With high basement humidity being the most common problem that causes a rusty water heater, it’s probably good to look into the signs and symptoms of that as well. You may see any of these if you have basement humidity problems.
One good indication that your basement is probably humid is whether you have wet carpet. Of course, wet carpet can come from all sorts of sources, both external and internal. You may even end up with wet carpet from condensation coming from other sources of moisture. However, one thing that wet carpet showcases is the fact that there is water somewhere in the basement.
This wet carpet is something you need to get rid of as soon as possible, whether it’s the main source of your basement moisture concerns or not. However, only a basement waterproofing expert will be able to give you more information about your home’s wet carpet, construct a unique plan regarding how to fix it, and institute that plan for you.
The strange “chalky” residue you may sometimes see on walls has a name: it’s called efflorescence, and it’s actually salt. When water moves through stone or another structure with salt inside, that water may move the salt to the surface. When it does, it manifests as the chalky or fuzzy residue you may see on your basement walls.

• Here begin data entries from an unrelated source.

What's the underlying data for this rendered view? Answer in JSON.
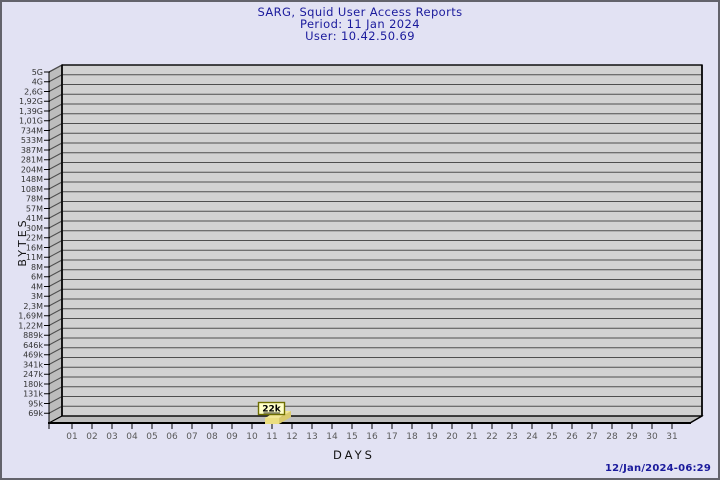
{
  "window": {
    "bg_color": "#E2E2F3",
    "frame_color": "#63636B"
  },
  "header": {
    "title": "SARG, Squid User Access Reports",
    "period": "Period: 11 Jan 2024",
    "user": "User: 10.42.50.69",
    "text_color": "#1A1A9C"
  },
  "footer": {
    "timestamp": "12/Jan/2024-06:29"
  },
  "chart_data": {
    "type": "bar",
    "title": "SARG, Squid User Access Reports",
    "subtitle": "Period: 11 Jan 2024",
    "subtitle2": "User: 10.42.50.69",
    "xlabel": "DAYS",
    "ylabel": "BYTES",
    "y_scale": "log-like (SARG byte scale)",
    "y_tick_labels": [
      "5G",
      "4G",
      "2,6G",
      "1,92G",
      "1,39G",
      "1,01G",
      "734M",
      "533M",
      "387M",
      "281M",
      "204M",
      "148M",
      "108M",
      "78M",
      "57M",
      "41M",
      "30M",
      "22M",
      "16M",
      "11M",
      "8M",
      "6M",
      "4M",
      "3M",
      "2,3M",
      "1,69M",
      "1,22M",
      "889k",
      "646k",
      "469k",
      "341k",
      "247k",
      "180k",
      "131k",
      "95k",
      "69k"
    ],
    "x_tick_labels": [
      "01",
      "02",
      "03",
      "04",
      "05",
      "06",
      "07",
      "08",
      "09",
      "10",
      "11",
      "12",
      "13",
      "14",
      "15",
      "16",
      "17",
      "18",
      "19",
      "20",
      "21",
      "22",
      "23",
      "24",
      "25",
      "26",
      "27",
      "28",
      "29",
      "30",
      "31"
    ],
    "bars": [
      {
        "day": 11,
        "label": "22k"
      }
    ],
    "legend": "none",
    "grid": "horizontal",
    "colors": {
      "plot_bg": "#D2D2D2",
      "wall": "#BDBDBD",
      "grid_line": "#4F4F4F",
      "axis_line": "#000000",
      "y_tick_text": "#333333",
      "x_tick_text": "#5A5A5A",
      "axis_title_text": "#111111",
      "bar_top": "#F2E795",
      "bar_front": "#EBDE80",
      "bar_side": "#D9CA6C",
      "callout_bg": "#FFFFC8",
      "callout_border": "#6E6E00",
      "callout_text": "#000000"
    }
  }
}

This isn’t harmful on its own. Although some people can mistake it for mold, it’s just hardened salt, and you can scrape it off with a stiff brush with no problem. The issue is not the efflorescence itself, but rather what the efflorescence indicates. When you see it, it means water is moving through your walls, and that’s never a good sign.
Mold and Mildew
Anytime you have a lot of moisture in an area of distinctly nice temperature, as you do with a high-humidity basement, you’re going to end up with a pretty significant amount of mold and mildew in that area. Mold and mildew grow best in areas above around 60% humidity, although it may be able to grow on water-soaked drywall and stone as well.
If you see mold and mildew in your home, regardless of the specific reason for it, you should definitely contact an expert for help. When you notice mold and mildew in your basement, it’s good to contact a basement waterproofing expert, because these are the types of people who are most likely to have the knowledge necessary for fixing it.
Cracked, Leaky Floors
You probably don’t think about water entering your home from the floor because it’s not usually something you think of as having a lot of external pressure. However, because your basement is positioned underground, it’s very likely that your floor experiences the same hydrostatic pressure as the walls, which makes them prone to cracking and leaking.
This is even true if the cracks in your floor aren’t from the hydrostatic pressure itself. Whether you just dropped something very heavy or you ended up with cracks in the floor from the hydrostatic pressure surrounding the floor, any cracks in the floor are a great place for moisture to enter from the outside, which is a significant problem for many homeowners, even if they don’t realize it.